Carpal Tunnel Syndrome
Please click here to view the full Carpal Tunnel Syndrome Commissioning Statement.
Nerve conduction studies (NCS) are NOT available from primary care (see commissioning statement). The need for NCS to confirm and predict positive surgical outcome in specific cases is a matter for surgeons and neurophysiologists consideration.
NHS Scarborough & Ryedale and Vale of York CCGs will commission surgical decompression under local anaesthetic, for the treatment of carpal tunnel syndrome only in the following circumstances. For classification of symptoms of CTS, please see Appendix 1 in the full statement (link above).
Patients are experiencing symptoms that are interfering with activities of daily living AND all of the following have been tried:
- The patient has not responded to a minimum of 6 months of conservative management, including at least 8 weeks of night time use of well-fitting wrist splints and
- Appropriate analgesia has been tried and
- Corticosteroid injections (given at least once prior to referral, unless clinically contraindicated) and
- Lifestyle/workplace modification e.g. weight loss, if appropriate
- Patient is experiencing advanced or severe, neurological symptoms of Carpal Tunnel Syndrome such as constant pins and needles, numbness, muscle wasting and prominent pain or
- Sudden or traumatic in origin

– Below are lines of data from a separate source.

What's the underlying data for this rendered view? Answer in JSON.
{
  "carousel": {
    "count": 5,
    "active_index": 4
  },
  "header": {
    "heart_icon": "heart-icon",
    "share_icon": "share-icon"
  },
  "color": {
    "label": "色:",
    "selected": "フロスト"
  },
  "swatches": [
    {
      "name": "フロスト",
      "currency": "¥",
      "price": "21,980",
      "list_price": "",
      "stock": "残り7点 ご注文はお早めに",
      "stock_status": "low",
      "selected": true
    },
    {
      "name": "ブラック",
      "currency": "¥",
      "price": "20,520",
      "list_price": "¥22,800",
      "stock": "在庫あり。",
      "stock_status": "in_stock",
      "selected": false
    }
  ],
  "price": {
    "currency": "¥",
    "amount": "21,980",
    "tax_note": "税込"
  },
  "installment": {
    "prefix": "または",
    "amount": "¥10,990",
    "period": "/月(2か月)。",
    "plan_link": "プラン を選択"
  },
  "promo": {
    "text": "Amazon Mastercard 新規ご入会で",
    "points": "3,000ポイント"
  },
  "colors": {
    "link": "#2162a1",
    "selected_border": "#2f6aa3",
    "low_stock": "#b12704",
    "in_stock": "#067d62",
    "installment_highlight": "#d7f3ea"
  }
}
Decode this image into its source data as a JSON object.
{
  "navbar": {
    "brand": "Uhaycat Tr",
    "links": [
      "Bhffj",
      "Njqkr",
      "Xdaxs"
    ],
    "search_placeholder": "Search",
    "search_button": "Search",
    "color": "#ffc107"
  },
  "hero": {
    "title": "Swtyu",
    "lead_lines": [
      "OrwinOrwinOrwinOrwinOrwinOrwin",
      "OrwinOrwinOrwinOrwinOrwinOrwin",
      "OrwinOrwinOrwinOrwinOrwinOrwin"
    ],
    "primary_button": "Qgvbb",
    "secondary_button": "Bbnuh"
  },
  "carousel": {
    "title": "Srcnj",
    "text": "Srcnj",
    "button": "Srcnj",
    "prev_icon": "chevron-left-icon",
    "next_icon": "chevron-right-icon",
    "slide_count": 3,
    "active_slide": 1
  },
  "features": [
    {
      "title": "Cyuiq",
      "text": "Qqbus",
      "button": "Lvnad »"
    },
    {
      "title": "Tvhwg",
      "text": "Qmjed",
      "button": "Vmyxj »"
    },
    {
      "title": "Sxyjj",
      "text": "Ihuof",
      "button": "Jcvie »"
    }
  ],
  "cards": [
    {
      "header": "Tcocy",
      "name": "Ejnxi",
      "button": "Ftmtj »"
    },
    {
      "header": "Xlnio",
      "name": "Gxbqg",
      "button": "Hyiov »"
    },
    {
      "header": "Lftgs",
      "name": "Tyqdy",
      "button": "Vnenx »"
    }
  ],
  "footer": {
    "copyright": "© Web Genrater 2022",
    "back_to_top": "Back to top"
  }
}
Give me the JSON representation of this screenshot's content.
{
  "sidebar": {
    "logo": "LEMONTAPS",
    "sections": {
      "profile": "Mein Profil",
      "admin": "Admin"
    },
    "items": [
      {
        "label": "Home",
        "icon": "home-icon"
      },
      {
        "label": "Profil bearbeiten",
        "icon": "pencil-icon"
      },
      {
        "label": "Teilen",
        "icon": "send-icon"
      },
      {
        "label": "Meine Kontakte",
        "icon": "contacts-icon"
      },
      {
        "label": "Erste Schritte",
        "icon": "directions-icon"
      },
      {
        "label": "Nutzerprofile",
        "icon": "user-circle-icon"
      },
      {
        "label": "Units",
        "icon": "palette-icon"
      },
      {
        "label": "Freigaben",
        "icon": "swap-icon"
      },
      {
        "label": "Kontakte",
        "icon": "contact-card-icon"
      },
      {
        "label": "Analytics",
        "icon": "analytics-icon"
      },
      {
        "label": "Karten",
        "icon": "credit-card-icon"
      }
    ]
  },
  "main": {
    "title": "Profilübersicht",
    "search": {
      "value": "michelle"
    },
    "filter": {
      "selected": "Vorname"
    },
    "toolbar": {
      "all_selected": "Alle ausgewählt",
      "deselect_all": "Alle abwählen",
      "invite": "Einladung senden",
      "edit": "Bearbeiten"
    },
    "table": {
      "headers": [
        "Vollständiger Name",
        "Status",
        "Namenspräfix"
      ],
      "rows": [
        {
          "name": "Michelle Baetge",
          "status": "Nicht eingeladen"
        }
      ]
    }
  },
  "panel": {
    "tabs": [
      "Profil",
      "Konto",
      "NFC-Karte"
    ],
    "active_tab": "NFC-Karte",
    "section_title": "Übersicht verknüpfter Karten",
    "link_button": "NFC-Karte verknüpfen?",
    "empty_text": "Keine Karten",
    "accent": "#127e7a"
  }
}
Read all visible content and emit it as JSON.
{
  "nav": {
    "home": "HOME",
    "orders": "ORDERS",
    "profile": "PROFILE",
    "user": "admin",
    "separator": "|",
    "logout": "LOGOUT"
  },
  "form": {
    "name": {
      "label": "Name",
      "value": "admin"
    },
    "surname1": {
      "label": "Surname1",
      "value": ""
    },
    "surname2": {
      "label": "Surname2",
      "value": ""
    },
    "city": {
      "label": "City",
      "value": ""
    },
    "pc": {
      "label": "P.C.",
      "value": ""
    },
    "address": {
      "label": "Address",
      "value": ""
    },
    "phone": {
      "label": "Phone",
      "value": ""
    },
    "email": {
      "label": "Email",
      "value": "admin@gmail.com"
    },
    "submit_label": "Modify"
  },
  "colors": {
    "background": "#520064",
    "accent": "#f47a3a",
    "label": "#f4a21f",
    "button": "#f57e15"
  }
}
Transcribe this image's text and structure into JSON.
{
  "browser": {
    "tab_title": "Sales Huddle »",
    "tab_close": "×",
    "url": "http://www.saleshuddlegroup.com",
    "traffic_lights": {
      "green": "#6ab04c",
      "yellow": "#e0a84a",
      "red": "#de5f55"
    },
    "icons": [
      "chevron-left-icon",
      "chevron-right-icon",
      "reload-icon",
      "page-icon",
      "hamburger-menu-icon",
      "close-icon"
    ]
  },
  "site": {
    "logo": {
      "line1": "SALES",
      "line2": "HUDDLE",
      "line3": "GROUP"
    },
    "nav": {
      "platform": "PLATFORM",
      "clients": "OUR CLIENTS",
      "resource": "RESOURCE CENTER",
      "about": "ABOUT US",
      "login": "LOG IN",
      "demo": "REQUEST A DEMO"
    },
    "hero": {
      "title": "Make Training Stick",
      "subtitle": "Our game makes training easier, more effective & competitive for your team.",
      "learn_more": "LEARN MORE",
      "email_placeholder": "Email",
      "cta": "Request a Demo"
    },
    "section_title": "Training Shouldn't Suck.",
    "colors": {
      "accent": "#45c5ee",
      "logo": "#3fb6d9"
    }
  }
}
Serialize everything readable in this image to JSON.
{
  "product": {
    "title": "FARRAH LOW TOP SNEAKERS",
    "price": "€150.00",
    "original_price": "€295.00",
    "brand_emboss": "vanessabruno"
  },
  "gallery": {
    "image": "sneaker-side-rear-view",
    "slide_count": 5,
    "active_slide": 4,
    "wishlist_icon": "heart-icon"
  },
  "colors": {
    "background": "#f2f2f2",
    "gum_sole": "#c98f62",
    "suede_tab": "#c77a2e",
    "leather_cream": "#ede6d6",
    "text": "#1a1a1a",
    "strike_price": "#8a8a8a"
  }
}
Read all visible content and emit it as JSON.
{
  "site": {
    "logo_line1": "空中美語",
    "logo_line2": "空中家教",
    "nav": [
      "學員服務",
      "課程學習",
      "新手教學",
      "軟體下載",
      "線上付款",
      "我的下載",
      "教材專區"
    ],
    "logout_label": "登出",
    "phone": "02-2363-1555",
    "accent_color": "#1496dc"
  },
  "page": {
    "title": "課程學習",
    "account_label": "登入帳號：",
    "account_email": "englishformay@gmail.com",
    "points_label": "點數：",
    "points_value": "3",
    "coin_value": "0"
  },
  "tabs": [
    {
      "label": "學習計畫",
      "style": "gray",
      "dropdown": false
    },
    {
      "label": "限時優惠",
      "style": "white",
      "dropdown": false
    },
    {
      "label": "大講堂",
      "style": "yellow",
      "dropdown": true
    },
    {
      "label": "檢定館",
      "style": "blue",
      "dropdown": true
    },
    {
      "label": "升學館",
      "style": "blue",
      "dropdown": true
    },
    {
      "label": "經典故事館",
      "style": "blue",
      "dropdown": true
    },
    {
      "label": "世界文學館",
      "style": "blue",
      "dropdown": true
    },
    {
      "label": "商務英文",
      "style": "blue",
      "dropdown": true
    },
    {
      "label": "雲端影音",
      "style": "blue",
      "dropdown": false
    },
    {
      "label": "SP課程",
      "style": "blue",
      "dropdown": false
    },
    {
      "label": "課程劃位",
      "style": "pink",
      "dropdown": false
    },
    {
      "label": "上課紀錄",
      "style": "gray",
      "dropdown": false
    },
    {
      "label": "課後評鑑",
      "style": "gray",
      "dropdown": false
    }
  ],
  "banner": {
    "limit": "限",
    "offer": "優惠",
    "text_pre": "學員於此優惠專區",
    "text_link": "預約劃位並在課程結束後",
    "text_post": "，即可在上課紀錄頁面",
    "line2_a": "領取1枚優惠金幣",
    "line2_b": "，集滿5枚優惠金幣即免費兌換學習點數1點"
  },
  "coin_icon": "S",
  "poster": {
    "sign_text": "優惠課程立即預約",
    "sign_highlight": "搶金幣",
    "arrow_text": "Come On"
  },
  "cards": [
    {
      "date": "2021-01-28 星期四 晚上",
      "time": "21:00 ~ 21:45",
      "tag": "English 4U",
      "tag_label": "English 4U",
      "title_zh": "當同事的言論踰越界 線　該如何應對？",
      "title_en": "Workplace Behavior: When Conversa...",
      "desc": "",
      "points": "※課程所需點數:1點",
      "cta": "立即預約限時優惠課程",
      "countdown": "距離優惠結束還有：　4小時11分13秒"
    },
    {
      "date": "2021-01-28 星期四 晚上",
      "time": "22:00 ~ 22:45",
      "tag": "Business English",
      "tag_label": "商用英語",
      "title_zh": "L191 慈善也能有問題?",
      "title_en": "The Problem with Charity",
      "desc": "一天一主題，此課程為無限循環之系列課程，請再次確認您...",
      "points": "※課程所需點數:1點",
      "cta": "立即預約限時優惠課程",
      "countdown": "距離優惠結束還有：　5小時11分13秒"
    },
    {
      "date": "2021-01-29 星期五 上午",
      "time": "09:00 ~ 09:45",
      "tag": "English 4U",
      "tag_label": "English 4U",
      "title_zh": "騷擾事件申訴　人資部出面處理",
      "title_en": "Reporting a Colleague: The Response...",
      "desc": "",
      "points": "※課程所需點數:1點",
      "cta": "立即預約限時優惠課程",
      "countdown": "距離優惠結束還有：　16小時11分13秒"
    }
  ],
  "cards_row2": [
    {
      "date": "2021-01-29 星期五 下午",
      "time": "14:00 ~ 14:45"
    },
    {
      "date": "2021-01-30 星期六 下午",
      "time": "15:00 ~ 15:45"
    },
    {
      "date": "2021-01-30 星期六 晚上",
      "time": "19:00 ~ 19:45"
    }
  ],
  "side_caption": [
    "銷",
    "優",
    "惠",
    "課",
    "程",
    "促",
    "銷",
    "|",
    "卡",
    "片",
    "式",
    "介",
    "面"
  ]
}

Surgery should only be undertaken under local anaesthetic. Fear of the procedure, or patient choice are not adequate reasons for requesting surgery under GA, unless supporting mitigating factors are submitted to the IFR panel by the requesting clinician.
Patients who do not meet the criteria outlined above, can be considered on an individual basis where their GP or Consultant believes there is an exceptional clinical need that justifies deviation from this policy. In those instances an application should be made to the IFR panel. To submit an application to the CCG's Individual Funding Request Panel, please click here for further information.
In all cases the patient should have been informed about the shared decision making tool for Carpal Tunnel Syndrome available here.
Both splinting and steroid injection produce improvement in the majority of patients at least temporarily and should both be tried for patients with less severe symptoms and findings who are likely to include the 35% of patients who will not need further intervention.